Input data Start Marker

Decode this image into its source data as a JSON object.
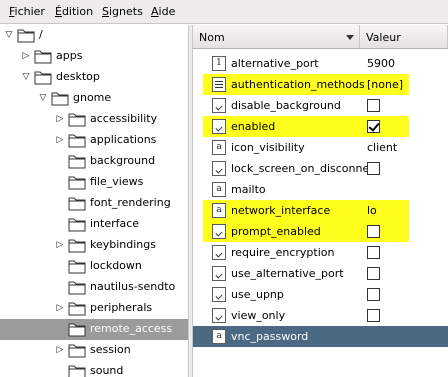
{
  "menubar": {
    "items": [
      {
        "label": "Fichier",
        "u": "F",
        "rest": "ichier"
      },
      {
        "label": "Édition",
        "u": "É",
        "rest": "dition"
      },
      {
        "label": "Signets",
        "u": "S",
        "rest": "ignets"
      },
      {
        "label": "Aide",
        "u": "A",
        "rest": "ide"
      }
    ]
  },
  "tree": {
    "nodes": [
      {
        "label": "/",
        "expander": "expanded"
      },
      {
        "label": "apps",
        "expander": "collapsed"
      },
      {
        "label": "desktop",
        "expander": "expanded"
      },
      {
        "label": "gnome",
        "expander": "expanded"
      },
      {
        "label": "accessibility",
        "expander": "collapsed"
      },
      {
        "label": "applications",
        "expander": "collapsed"
      },
      {
        "label": "background",
        "expander": "none"
      },
      {
        "label": "file_views",
        "expander": "none"
      },
      {
        "label": "font_rendering",
        "expander": "none"
      },
      {
        "label": "interface",
        "expander": "none"
      },
      {
        "label": "keybindings",
        "expander": "collapsed"
      },
      {
        "label": "lockdown",
        "expander": "none"
      },
      {
        "label": "nautilus-sendto",
        "expander": "none"
      },
      {
        "label": "peripherals",
        "expander": "collapsed"
      },
      {
        "label": "remote_access",
        "expander": "none",
        "selected": true
      },
      {
        "label": "session",
        "expander": "collapsed"
      },
      {
        "label": "sound",
        "expander": "none"
      }
    ]
  },
  "table": {
    "columns": {
      "name": "Nom",
      "value": "Valeur"
    },
    "rows": [
      {
        "type": "int",
        "icon_text": "1",
        "name": "alternative_port",
        "value": "5900"
      },
      {
        "type": "list",
        "icon_text": "",
        "name": "authentication_methods",
        "value": "[none]",
        "highlight": true
      },
      {
        "type": "bool",
        "icon_text": "",
        "name": "disable_background",
        "checkbox": false
      },
      {
        "type": "bool",
        "icon_text": "",
        "name": "enabled",
        "checkbox": true,
        "highlight": true
      },
      {
        "type": "string",
        "icon_text": "a",
        "name": "icon_visibility",
        "value": "client"
      },
      {
        "type": "bool",
        "icon_text": "",
        "name": "lock_screen_on_disconnect",
        "checkbox": false
      },
      {
        "type": "string",
        "icon_text": "a",
        "name": "mailto",
        "value": ""
      },
      {
        "type": "string",
        "icon_text": "a",
        "name": "network_interface",
        "value": "lo",
        "highlight": true
      },
      {
        "type": "bool",
        "icon_text": "",
        "name": "prompt_enabled",
        "checkbox": false,
        "highlight": true
      },
      {
        "type": "bool",
        "icon_text": "",
        "name": "require_encryption",
        "checkbox": false
      },
      {
        "type": "bool",
        "icon_text": "",
        "name": "use_alternative_port",
        "checkbox": false
      },
      {
        "type": "bool",
        "icon_text": "",
        "name": "use_upnp",
        "checkbox": false
      },
      {
        "type": "bool",
        "icon_text": "",
        "name": "view_only",
        "checkbox": false
      },
      {
        "type": "string",
        "icon_text": "a",
        "name": "vnc_password",
        "value": "",
        "selected": true
      }
    ]
  },
  "colors": {
    "highlight": "#ffff1e",
    "selection_right": "#4b6983",
    "selection_left": "#9b9b9b"
  }
}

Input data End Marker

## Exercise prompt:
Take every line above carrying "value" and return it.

## Task result:
      "value": "Valeur"
        "value": "5900"
        "value": "[none]",
        "value": "client"
        "value": ""
        "value": "lo",
        "value": "",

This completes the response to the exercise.